When I moved from a clerical position in our office to a paralegal position without formal paralegal education, it was terrifying (yet exhilarating).
The book Surviving and Thriving in the Law Office: What Every Paralegal Should Know by Richard L. Hughes smoothed that transition by providing insight on how common issues are handled in a law office. Hughes is a supervising attorney turned paralegal educator, and the book provides a unique perspective into the daily life of a paralegal. Hughes knows what qualities attorneys prefer in a paralegal, and he knows the capabilities and needs of paralegals too. The book contains a number of reference materials and end-of-chapter exercises, and the author focuses on three main themes throughout: goal-setting, professionalism, and communication, each with several take-aways for readers.
Whether you’re just starting your career or you’re a seasoned professional, Hughes writes that we all ultimately succeed in the same way: by having goals. We fail from our fear of success, from our fear of failure, and from a lack of goal-setting. We all probably have similar goals—to get a raise, to earn a promotion, or to be the best paralegal in the office—but some are more successful than others because their goals are specific, and they are their own goals. When goals are more specific, they are easier to act on. For instance, instead of setting a goal to be the best paralegal in the office, why not set a goal to be president of the local paralegal association within the next five years? Narrowing goals down helps us know when a task is accomplished, and when we feel motivated by specific goals, we are more energized to act upon them.
Hughes addresses professionalism by discussing the connection between career and personal life. As Hughes explains, a person’s career and personal life are inherently entangled. They affect each other. If you aren’t happy at work, it’s hard to be happy at home, and when you’re not happy at home, it’s hard to be happy at work. Your attitude reflects your work, and in order to succeed, you can never forget that you are a professional. Whether you hate your job or love it, you are held to a high standard to produce the best work that you can—you have invested too much to be unhappy and unmotivated. If your job isn’t challenging you, you will get bored easily and lose motivation, and it will ultimately affect your work. Hughes recommends constantly learning new things and taking on new challenges to maintain a high standard of professionalism.
Good communication, Hughes tells us, is the key to success. Good communication creates positive relationships both inside and outside the office, which can strengthen both your professional and personal life. Hughes recommends that you never make assumptions about a person because doing so can impede good communication. The old adage, “Treat others how you want to be treated,” helps in this regard. Not only is it applicable with people you know (clients, coworkers, family, and friends), but it also should be the way we treat everyone. Hughes correctly points out that a smile goes a long way!

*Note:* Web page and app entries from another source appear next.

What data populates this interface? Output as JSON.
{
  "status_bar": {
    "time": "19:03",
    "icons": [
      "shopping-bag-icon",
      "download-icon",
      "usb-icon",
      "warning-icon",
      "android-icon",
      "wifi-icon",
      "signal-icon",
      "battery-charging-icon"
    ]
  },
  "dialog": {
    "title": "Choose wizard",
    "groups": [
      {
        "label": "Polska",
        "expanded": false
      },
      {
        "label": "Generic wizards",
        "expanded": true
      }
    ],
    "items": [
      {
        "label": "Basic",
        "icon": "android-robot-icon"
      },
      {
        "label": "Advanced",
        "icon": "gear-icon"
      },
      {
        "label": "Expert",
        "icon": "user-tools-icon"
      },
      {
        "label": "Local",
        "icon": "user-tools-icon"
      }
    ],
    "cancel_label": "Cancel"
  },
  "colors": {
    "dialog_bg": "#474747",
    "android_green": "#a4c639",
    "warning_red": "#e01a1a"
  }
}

I would highly recommend this book to those just starting their paralegal careers, as well as to those obtaining their paralegal certification. It might also be beneficial for attorneys who want to know more about the challenges their paralegals might face.

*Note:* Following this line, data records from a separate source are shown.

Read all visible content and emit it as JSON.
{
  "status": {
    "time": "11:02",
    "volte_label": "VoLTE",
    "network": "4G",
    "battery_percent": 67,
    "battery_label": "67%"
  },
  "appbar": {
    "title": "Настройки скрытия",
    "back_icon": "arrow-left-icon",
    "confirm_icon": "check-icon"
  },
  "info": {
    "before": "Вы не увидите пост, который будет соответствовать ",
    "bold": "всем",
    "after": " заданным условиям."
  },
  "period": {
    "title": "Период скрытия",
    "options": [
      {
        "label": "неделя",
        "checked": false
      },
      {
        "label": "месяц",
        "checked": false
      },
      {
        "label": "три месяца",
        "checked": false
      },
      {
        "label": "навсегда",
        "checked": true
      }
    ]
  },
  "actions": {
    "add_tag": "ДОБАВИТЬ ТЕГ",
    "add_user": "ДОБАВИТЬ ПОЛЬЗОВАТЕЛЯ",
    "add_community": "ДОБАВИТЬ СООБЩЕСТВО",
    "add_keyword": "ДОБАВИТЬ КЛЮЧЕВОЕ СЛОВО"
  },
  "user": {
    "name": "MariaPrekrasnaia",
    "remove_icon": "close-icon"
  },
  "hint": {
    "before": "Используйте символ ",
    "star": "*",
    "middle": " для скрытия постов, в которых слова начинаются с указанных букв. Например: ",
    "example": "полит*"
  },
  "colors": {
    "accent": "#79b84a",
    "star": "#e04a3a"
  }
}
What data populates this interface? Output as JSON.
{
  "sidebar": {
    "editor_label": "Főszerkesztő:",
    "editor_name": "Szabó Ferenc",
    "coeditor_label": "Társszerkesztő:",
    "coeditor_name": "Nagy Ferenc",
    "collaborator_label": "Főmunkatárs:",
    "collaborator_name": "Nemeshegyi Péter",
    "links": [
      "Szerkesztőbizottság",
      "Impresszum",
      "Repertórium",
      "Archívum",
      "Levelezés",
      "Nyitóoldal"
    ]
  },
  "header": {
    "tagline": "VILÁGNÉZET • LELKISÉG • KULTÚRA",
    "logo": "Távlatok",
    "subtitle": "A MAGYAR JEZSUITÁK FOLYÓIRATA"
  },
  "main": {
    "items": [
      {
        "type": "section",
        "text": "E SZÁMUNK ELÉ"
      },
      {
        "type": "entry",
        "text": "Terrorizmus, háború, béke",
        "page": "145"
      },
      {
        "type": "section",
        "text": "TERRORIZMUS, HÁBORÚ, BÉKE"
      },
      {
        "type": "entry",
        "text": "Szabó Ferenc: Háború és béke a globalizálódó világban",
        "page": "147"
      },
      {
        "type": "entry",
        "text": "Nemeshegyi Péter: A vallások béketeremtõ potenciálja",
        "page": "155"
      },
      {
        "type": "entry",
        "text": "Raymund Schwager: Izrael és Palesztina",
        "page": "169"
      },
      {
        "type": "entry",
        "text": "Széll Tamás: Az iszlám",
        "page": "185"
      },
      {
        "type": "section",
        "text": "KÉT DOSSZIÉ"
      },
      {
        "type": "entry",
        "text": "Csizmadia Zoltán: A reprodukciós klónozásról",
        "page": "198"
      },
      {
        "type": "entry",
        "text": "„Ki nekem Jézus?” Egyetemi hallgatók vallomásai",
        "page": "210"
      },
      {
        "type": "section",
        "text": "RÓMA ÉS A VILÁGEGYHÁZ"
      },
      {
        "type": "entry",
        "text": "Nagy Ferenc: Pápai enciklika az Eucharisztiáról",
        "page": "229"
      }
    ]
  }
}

Surviving and Thriving in the Law Office: What Every Paralegal Should Know By Richard L. Hughes; published by Delmar Cengage Learning, 2004